"The references to the roles of the Father and of the Lord Jesus Christ in creation (“from whom and through whom”) also reflect traditional scriptural affirmations of the roles of God and of Wisdom in creation (for the latter, see Prov. 8:22–31; Wis. 9:4, 9; Philo, Flight 109). In prophetic literature Yahweh’s absolute power as creator of heaven and earth is what sets him apart from idols, which, on the contrary, are human creations (e.g., Jer. 10:3–16; Isa. 44:9–24). The description of Christ in terms normally attributed to Wisdom (Wis. 8:1–6; 9:1–2, 9; Sir. 24) suggests that just as Jesus takes the place of “the Lord” in the Shema, he also takes the place of “Wisdom” within Hellenistic Judaism: “Paul has indicated that everything one might hope to gain through possessing [sophia (Wisdom)] can be gained rather by possessing Christ” (N. T. Wright 1992: 130)." Beale, G. K., & Carson, D. A. (2007). Commentary on the New Testament use of the Old Testament (pp. 717–718). Grand Rapids, MI; Nottingham, UK: Baker Academic; Apollos.

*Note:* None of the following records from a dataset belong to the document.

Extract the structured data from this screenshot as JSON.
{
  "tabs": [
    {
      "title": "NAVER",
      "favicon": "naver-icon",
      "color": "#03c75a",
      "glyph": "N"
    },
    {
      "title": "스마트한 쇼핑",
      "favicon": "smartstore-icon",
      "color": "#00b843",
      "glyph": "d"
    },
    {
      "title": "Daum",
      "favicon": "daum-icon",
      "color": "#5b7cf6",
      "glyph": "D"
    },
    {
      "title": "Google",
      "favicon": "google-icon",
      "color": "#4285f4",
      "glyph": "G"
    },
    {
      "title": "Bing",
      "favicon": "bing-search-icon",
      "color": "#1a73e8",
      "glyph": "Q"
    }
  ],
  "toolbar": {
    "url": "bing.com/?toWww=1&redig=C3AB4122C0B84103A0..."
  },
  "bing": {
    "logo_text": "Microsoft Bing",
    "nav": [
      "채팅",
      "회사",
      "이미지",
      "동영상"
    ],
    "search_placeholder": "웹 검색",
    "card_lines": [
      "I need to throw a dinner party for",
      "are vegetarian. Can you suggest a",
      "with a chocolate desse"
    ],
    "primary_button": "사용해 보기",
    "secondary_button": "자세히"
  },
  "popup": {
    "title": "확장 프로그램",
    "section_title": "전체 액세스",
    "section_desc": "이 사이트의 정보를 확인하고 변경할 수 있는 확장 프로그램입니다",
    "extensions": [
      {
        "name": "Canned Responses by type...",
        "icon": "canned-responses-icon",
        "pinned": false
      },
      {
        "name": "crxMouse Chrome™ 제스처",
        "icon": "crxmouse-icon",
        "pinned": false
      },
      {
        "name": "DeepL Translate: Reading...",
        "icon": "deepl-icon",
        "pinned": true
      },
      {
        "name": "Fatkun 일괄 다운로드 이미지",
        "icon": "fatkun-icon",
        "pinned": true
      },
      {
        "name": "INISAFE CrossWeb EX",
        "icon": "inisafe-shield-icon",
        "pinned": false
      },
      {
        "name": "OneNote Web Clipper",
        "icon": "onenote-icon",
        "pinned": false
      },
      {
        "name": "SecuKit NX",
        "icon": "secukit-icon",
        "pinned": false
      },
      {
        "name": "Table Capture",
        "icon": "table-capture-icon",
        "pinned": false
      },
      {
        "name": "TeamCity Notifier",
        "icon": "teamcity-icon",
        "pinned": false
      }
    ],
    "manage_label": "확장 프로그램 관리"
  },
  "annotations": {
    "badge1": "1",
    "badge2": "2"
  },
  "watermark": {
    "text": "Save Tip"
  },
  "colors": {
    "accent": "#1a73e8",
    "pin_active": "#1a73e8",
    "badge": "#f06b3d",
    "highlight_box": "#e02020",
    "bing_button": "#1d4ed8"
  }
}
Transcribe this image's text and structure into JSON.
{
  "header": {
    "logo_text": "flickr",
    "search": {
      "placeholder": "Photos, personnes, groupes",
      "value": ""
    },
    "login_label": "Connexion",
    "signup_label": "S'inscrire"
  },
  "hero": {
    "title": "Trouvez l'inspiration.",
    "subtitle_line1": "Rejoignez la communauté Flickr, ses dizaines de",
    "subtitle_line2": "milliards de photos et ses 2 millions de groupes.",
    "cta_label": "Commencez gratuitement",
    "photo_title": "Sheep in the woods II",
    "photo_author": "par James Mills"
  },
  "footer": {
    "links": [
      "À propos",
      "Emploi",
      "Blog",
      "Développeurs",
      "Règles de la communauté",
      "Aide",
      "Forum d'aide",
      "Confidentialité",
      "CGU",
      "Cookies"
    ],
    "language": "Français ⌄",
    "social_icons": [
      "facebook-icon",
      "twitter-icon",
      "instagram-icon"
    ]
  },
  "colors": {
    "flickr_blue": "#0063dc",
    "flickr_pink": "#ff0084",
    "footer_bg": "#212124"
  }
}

Or simply read Dr Michael Lakey work.
Hence according to many scholars the only way in which Paul diverges from the Shema (as understood in his time) is by the precise "identification" of the Wisdom/Logos with the historical personage of "Jesus" himself, which is truly unique. The Logos is no longer merely God's creative principle, but is revealed in a historical person, the Messiah of Israel.
The final objection I will address is that the H.S is not mentioned in the Christianized Shema. Personally I find this objection the most persuasive, however it would have to be combined with other evidence, by itself it's not compelling enough. For example Paul has some other creeds that omit mentioning the Father "sending" the Son (Phil 2:6-11) in the context of the salvation/restoration of mankind, yet clearly this is an essential part of primitive Christian theology as a whole when it comes to salvation and/or restoration. Nor do any of these creeds mention the H.S at all, let alone as "God", yet despite this obviously the H.S. played a vital role in the view of the early Christians. Do we conclude they rejected the H.S due to it's absence? Or do we conclude, their theological development advanced as they were able to access the increasing knowledge of the totality of Scripture and Tradition? Ultimately this appears to be nothing more than an argument from silence, that needs to be cojoined with other data to be made useful.